Gibraltar Brexit fears are rising as a decision is awaited from the European Court of Justice (ECJ). Gibraltarians want to stay in the single market with good reason. It has become a tax haven for many financial services and online gambling operators.
The small rocky territory borders with the southern Iberian peninsula. It became part of Great Britain in 1713 when it was ceded by the Spanish under the Treaty of Utrecht. It is a highly populated territory with around 33,000 residents.
After the millennium, many bookmakers and online gaming operators moved to Gibraltar to benefit from low corporation tax. The tax regime was later modified during January 2011 but resident companies still enjoy a favourable corporation tax rate of 10%.
Online Gambling after Brexit may be a different ballgame
Within Europe many online casinos can operate freely if they are licensed within an EU Country. Online gambling after Brexit will probably be more restrictive than it now is. Many UK online casinos are licensed by the UK Gambling commission. That enables them to operate securely in the UK and in other countries where they are permitted to do so.
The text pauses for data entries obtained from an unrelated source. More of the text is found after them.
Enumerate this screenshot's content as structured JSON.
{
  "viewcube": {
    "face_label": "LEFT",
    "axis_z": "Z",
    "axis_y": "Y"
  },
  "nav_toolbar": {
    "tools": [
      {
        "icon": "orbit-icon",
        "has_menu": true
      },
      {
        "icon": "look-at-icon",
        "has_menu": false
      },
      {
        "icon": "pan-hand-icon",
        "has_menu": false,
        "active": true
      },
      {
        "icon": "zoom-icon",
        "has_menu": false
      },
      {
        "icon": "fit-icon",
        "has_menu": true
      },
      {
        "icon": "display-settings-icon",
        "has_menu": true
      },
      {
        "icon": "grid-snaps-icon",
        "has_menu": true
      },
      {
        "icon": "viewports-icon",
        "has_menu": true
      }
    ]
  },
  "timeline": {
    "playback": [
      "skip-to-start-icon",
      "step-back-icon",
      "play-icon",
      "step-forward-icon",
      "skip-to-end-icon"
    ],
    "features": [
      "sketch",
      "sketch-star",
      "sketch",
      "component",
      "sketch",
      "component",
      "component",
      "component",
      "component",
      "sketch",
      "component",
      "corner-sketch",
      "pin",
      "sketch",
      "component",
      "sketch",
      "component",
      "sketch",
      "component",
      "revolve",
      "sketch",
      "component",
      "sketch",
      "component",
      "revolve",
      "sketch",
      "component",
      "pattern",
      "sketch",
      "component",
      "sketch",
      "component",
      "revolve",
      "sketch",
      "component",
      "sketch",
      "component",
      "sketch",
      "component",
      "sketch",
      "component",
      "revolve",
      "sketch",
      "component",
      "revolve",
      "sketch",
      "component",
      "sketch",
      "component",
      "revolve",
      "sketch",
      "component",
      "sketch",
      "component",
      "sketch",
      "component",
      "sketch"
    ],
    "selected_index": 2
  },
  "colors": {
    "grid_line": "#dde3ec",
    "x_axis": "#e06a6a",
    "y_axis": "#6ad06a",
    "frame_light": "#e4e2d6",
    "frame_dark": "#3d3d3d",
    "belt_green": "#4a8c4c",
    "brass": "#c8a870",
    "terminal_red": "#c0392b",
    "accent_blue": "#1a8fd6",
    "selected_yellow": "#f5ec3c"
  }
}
Some EU countries have been able to limit competition from foreign competitors. For example, Spain will not allow a foreign online casino to operate unless it has a Spanish domain name and is licensed in Spain. The Czech Republic has also done the same thing. The point here is that online casinos which do operate legally in Spain and the Czech Republic have to pay taxes in those countries. Finland has a free trade deal with Europe but they will not allow foreign online casino operators because their gambling industry is nationalised and prevents private gambling operations.